Excerpts from an interface dataset >>
== Segment start ==

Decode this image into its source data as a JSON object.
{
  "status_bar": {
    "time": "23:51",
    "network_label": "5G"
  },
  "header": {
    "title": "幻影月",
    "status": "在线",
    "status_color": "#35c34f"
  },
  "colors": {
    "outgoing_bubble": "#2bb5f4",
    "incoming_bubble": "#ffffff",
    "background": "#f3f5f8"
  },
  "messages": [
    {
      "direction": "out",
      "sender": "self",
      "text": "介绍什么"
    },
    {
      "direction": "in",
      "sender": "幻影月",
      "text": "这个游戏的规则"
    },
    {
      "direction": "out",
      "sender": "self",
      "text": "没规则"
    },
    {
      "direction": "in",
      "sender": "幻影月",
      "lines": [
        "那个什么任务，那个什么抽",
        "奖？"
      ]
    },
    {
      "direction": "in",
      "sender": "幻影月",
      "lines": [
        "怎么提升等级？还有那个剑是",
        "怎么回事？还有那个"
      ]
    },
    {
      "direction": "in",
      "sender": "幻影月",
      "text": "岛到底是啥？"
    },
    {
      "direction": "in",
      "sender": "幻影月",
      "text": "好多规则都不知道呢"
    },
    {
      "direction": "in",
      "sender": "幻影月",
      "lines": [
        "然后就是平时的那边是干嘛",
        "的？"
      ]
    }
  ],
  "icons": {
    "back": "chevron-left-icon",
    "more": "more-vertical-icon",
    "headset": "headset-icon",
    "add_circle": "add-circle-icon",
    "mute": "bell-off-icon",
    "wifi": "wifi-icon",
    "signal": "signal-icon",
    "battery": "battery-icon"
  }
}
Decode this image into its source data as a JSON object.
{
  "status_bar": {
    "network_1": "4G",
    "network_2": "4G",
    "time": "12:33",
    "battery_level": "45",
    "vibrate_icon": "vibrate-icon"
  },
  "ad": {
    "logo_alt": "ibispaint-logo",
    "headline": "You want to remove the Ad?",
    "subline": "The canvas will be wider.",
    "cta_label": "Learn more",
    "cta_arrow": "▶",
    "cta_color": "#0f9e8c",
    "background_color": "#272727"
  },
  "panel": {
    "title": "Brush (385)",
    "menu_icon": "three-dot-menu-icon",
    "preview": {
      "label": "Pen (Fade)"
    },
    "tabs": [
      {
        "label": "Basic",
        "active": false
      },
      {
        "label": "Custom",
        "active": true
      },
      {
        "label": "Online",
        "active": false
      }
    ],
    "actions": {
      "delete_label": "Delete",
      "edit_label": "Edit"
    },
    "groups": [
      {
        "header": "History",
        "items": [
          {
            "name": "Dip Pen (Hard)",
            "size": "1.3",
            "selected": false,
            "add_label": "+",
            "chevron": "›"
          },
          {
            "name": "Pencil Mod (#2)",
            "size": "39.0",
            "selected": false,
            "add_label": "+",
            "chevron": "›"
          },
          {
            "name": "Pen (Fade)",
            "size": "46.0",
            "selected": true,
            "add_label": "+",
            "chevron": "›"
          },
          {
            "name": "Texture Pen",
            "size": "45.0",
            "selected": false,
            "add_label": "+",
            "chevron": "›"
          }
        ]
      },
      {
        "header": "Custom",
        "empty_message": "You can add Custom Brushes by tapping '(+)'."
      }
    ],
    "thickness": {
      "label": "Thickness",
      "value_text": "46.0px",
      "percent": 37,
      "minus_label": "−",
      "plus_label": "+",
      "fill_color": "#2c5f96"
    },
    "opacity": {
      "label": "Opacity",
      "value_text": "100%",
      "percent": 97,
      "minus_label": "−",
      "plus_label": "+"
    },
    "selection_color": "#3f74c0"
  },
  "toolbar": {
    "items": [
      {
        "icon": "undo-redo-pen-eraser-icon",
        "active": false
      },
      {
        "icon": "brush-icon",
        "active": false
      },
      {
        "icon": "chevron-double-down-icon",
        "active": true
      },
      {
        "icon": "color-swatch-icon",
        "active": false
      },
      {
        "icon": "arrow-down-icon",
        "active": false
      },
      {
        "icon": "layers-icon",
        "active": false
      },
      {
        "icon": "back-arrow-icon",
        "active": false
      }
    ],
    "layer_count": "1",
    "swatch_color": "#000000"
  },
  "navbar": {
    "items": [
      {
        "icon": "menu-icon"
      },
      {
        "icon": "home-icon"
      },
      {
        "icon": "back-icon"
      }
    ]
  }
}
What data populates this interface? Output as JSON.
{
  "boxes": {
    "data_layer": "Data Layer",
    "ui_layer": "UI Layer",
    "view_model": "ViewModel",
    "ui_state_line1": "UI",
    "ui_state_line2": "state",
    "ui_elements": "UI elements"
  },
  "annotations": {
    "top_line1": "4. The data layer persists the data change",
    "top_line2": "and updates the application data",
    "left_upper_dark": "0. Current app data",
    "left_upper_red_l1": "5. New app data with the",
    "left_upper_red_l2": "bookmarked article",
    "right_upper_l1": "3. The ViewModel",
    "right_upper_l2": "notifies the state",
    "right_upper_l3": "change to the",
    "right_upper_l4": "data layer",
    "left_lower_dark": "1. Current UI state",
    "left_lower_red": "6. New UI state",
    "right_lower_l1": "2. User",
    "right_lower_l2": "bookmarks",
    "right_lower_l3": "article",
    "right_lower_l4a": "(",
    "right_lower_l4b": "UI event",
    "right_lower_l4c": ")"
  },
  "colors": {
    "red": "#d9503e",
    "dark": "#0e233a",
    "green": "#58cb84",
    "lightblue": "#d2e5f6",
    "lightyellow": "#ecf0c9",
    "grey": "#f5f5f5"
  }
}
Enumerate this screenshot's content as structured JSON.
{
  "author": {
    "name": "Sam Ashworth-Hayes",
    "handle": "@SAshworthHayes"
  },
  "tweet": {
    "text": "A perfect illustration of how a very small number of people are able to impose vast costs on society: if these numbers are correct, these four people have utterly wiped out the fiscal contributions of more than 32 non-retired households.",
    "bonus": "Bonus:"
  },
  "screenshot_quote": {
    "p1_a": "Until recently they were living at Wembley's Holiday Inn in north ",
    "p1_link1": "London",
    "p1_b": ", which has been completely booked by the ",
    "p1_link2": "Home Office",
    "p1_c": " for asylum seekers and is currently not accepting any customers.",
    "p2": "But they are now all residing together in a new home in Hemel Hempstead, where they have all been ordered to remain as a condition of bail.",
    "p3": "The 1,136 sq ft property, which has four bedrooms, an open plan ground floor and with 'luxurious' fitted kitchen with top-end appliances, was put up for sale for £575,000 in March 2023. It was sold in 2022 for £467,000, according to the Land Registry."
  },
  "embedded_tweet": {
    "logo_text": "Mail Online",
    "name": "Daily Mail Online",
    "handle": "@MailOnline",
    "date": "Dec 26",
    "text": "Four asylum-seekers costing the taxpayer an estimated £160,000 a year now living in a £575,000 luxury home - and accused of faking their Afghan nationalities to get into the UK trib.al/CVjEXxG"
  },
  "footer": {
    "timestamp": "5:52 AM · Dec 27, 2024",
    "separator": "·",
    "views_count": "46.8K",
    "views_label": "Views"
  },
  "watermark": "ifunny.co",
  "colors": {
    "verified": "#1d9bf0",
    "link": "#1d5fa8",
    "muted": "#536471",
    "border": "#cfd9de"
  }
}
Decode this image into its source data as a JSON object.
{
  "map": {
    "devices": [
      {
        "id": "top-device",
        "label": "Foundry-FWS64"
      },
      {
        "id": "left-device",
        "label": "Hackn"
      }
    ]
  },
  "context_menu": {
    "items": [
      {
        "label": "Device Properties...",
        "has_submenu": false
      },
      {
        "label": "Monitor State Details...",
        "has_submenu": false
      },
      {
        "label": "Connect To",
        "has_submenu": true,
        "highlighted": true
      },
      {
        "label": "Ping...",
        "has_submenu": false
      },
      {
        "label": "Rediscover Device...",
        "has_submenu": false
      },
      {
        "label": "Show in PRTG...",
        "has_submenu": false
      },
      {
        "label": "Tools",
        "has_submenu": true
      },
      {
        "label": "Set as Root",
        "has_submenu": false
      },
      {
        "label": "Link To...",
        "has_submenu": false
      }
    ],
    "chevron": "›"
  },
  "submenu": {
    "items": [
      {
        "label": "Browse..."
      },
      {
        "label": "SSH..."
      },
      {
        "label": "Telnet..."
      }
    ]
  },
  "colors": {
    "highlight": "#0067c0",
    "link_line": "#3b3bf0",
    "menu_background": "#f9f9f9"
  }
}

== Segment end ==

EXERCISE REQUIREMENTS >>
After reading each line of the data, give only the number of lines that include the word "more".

RESPONSE BELOW >>
3